With budget problems mounting every week for D.C. transportation organizations, it’s hard to think about investing $1.5 billion over the next seven to ten years in an entirely new citywide transportation system. But the District Department of Transportation invited Washingtonians to do just that last week, when it unveiled its 3-phase streetcar plan, which would connect many neighborhoods underserved by Metro, and strengthen links between District neighborhoods.
It might seem like buses could just as easily get people around these new routes, but streetcars offer distinct advantages over simply patching holes with buses. The first modern streetcar system developed in the U.S.—after cities’ existing lines were dismantled and replaced with buses in the 1960s—was built in Portland, Oregon in 2001. The system has seen $18 invested in the area immediately surrounding their tracks for every dollar invested in the streetcar system, a testament to how greatly streetcars can improve the area they serve.
This phenomenon occurs because streetcar lines encourage new development around them—unlike bus routes, which are created to serve already-developed areas. A bus route can be changed at will, but streetcar tracks signal that a city has made an investment in the area and plans on staying there. Just as housing becomes more desirable the closer it is to a Metro stop, so would living or owning a business near a streetcar line––something that can’t be said for buses. One of the major arteries of the proposed line would run along the waterfront in Anacostia, and connect it across to the rest of D.C. Currently, this part of the city only has one Metro line cutting through it out to Maryland, but the addition of an above-ground, permanent streetcar along the Anacostia River would give much-needed service and opportunities for development.
Other proposed branches of the streetcar line will serve different purposes, such as reducing overwhelming congestion in the K Street corridor. Currently, multiple bus lines compete with traffic through this dense area of town, often causing traffic jams by trying to pass other vehicles or maneuver around the complicated medians on either side of the four lanes of traffic. This could be simplified by placing streetcar tracks down the center of the road, and letting cars pass on either side. The K Street Line would continue west to the Georgetown Waterfront and east to H Street NE, also known as the Atlas District, an area that could benefit immensely from a long-term investment in the neighborhood’s permanent connectivity to the rest of the city.
Another important advantage of streetcars, which shouldn’t be overlooked is their ease of use. A system that is simpler to understand than bus routes––its a fixed route, clear system map, and conveniently scheduled cars every five to ten minutes––will encourage more people to use public transit and leave their cars at home.
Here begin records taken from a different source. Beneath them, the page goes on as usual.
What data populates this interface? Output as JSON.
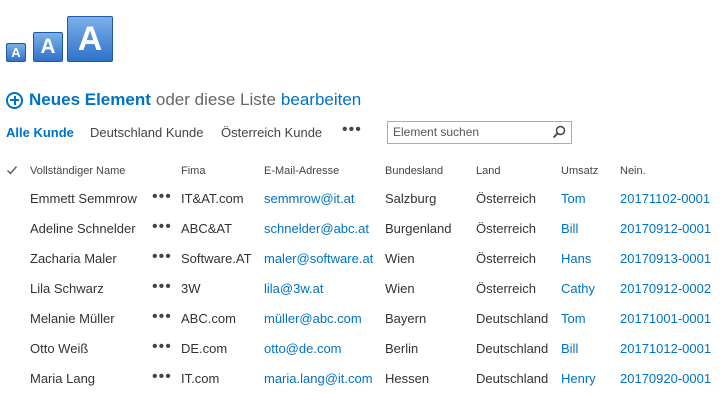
{
  "text_size_icons": [
    "A",
    "A",
    "A"
  ],
  "toolbar": {
    "new_item_label": "Neues Element",
    "connector": "oder diese Liste",
    "edit_link": "bearbeiten"
  },
  "views": {
    "items": [
      "Alle Kunde",
      "Deutschland Kunde",
      "Österreich Kunde"
    ],
    "active": "Alle Kunde",
    "more": "•••"
  },
  "search": {
    "placeholder": "Element suchen"
  },
  "table": {
    "columns": [
      "Vollständiger Name",
      "Fima",
      "E-Mail-Adresse",
      "Bundesland",
      "Land",
      "Umsatz",
      "Nein."
    ],
    "row_menu": "•••",
    "rows": [
      {
        "name": "Emmett Semmrow",
        "fima": "IT&AT.com",
        "email": "semmrow@it.at",
        "bundesland": "Salzburg",
        "land": "Österreich",
        "umsatz": "Tom",
        "nein": "20171102-0001"
      },
      {
        "name": "Adeline Schnelder",
        "fima": "ABC&AT",
        "email": "schnelder@abc.at",
        "bundesland": "Burgenland",
        "land": "Österreich",
        "umsatz": "Bill",
        "nein": "20170912-0001"
      },
      {
        "name": "Zacharia Maler",
        "fima": "Software.AT",
        "email": "maler@software.at",
        "bundesland": "Wien",
        "land": "Österreich",
        "umsatz": "Hans",
        "nein": "20170913-0001"
      },
      {
        "name": "Lila Schwarz",
        "fima": "3W",
        "email": "lila@3w.at",
        "bundesland": "Wien",
        "land": "Österreich",
        "umsatz": "Cathy",
        "nein": "20170912-0002"
      },
      {
        "name": "Melanie Müller",
        "fima": "ABC.com",
        "email": "müller@abc.com",
        "bundesland": "Bayern",
        "land": "Deutschland",
        "umsatz": "Tom",
        "nein": "20171001-0001"
      },
      {
        "name": "Otto Weiß",
        "fima": "DE.com",
        "email": "otto@de.com",
        "bundesland": "Berlin",
        "land": "Deutschland",
        "umsatz": "Bill",
        "nein": "20171012-0001"
      },
      {
        "name": "Maria Lang",
        "fima": "IT.com",
        "email": "maria.lang@it.com",
        "bundesland": "Hessen",
        "land": "Deutschland",
        "umsatz": "Henry",
        "nein": "20170920-0001"
      }
    ]
  },
  "colors": {
    "accent": "#0072c6",
    "icon_gradient_top": "#7bb0ea",
    "icon_gradient_bottom": "#2f72c9"
  }
}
Aside from the positive impact streetcars would have in encouraging development and providing clear links between neighborhoods, the plan should be encouraged simply because D.C.’s transit system is already operating near-capacity. By 2030, Washington Metropolitan Area Transit Authority estimates that daily ridership will be nearly 1,000,000 people per day––a number only seen so far on the day of President Obama’s inauguration. Anyone who tried to navigate Metro that day should understand how important it is to develop new ways of transporting hundreds of thousands of people around the city. The streetcar lines could be a major part of this long-term solution.
Currently, DDOT’s proposed streetcar system isn’t officially affiliated with WMATA, leaving the option open for both federal and private funding, such as contributions from local business improvement districts. Compared to the cost of drilling entirely new underground lines, the streetcar option is far more economical. Committing to building a streetcar system means that D.C. is looking past short-term bus solutions, investing to improve and interconnect D.C.’s disparate communities.